What needs to be done — Copy each line of the following material exactly.

Material provided —
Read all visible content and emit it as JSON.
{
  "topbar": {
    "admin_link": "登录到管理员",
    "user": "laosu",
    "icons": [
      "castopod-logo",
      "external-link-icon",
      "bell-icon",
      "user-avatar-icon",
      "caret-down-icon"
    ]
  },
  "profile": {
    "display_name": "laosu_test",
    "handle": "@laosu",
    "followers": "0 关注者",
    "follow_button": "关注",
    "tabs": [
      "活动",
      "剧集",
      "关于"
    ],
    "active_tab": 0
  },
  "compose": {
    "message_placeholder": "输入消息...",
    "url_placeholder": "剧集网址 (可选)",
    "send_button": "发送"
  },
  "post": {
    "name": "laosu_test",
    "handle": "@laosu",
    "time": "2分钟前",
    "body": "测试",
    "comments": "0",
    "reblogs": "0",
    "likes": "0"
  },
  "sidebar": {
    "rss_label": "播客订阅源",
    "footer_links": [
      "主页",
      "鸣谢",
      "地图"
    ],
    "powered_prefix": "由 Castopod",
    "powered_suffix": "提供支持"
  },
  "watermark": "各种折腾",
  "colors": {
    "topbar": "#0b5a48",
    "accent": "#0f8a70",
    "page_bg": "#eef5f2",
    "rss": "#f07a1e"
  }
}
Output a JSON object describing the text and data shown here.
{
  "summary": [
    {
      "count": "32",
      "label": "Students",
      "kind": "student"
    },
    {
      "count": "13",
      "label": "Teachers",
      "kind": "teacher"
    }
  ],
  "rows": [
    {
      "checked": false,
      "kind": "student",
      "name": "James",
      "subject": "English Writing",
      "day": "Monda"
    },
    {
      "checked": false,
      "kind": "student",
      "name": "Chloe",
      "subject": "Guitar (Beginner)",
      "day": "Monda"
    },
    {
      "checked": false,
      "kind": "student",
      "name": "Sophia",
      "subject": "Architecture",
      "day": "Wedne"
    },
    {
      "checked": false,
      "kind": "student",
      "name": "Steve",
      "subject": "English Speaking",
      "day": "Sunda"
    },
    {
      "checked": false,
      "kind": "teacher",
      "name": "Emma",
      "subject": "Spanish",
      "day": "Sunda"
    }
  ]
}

Exercise solution —
Read all visible content and emit it as JSON.
{
  "topbar": {
    "admin_link": "登录到管理员",
    "user": "laosu",
    "icons": [
      "castopod-logo",
      "external-link-icon",
      "bell-icon",
      "user-avatar-icon",
      "caret-down-icon"
    ]
  },
  "profile": {
    "display_name": "laosu_test",
    "handle": "@laosu",
    "followers": "0 关注者",
    "follow_button": "关注",
    "tabs": [
      "活动",
      "剧集",
      "关于"
    ],
    "active_tab": 0
  },
  "compose": {
    "message_placeholder": "输入消息...",
    "url_placeholder": "剧集网址 (可选)",
    "send_button": "发送"
  },
  "post": {
    "name": "laosu_test",
    "handle": "@laosu",
    "time": "2分钟前",
    "body": "测试",
    "comments": "0",
    "reblogs": "0",
    "likes": "0"
  },
  "sidebar": {
    "rss_label": "播客订阅源",
    "footer_links": [
      "主页",
      "鸣谢",
      "地图"
    ],
    "powered_prefix": "由 Castopod",
    "powered_suffix": "提供支持"
  },
  "watermark": "各种折腾",
  "colors": {
    "topbar": "#0b5a48",
    "accent": "#0f8a70",
    "page_bg": "#eef5f2",
    "rss": "#f07a1e"
  }
}
Output a JSON object describing the text and data shown here.
{
  "summary": [
    {
      "count": "32",
      "label": "Students",
      "kind": "student"
    },
    {
      "count": "13",
      "label": "Teachers",
      "kind": "teacher"
    }
  ],
  "rows": [
    {
      "checked": false,
      "kind": "student",
      "name": "James",
      "subject": "English Writing",
      "day": "Monda"
    },
    {
      "checked": false,
      "kind": "student",
      "name": "Chloe",
      "subject": "Guitar (Beginner)",
      "day": "Monda"
    },
    {
      "checked": false,
      "kind": "student",
      "name": "Sophia",
      "subject": "Architecture",
      "day": "Wedne"
    },
    {
      "checked": false,
      "kind": "student",
      "name": "Steve",
      "subject": "English Speaking",
      "day": "Sunda"
    },
    {
      "checked": false,
      "kind": "teacher",
      "name": "Emma",
      "subject": "Spanish",
      "day": "Sunda"
    }
  ]
}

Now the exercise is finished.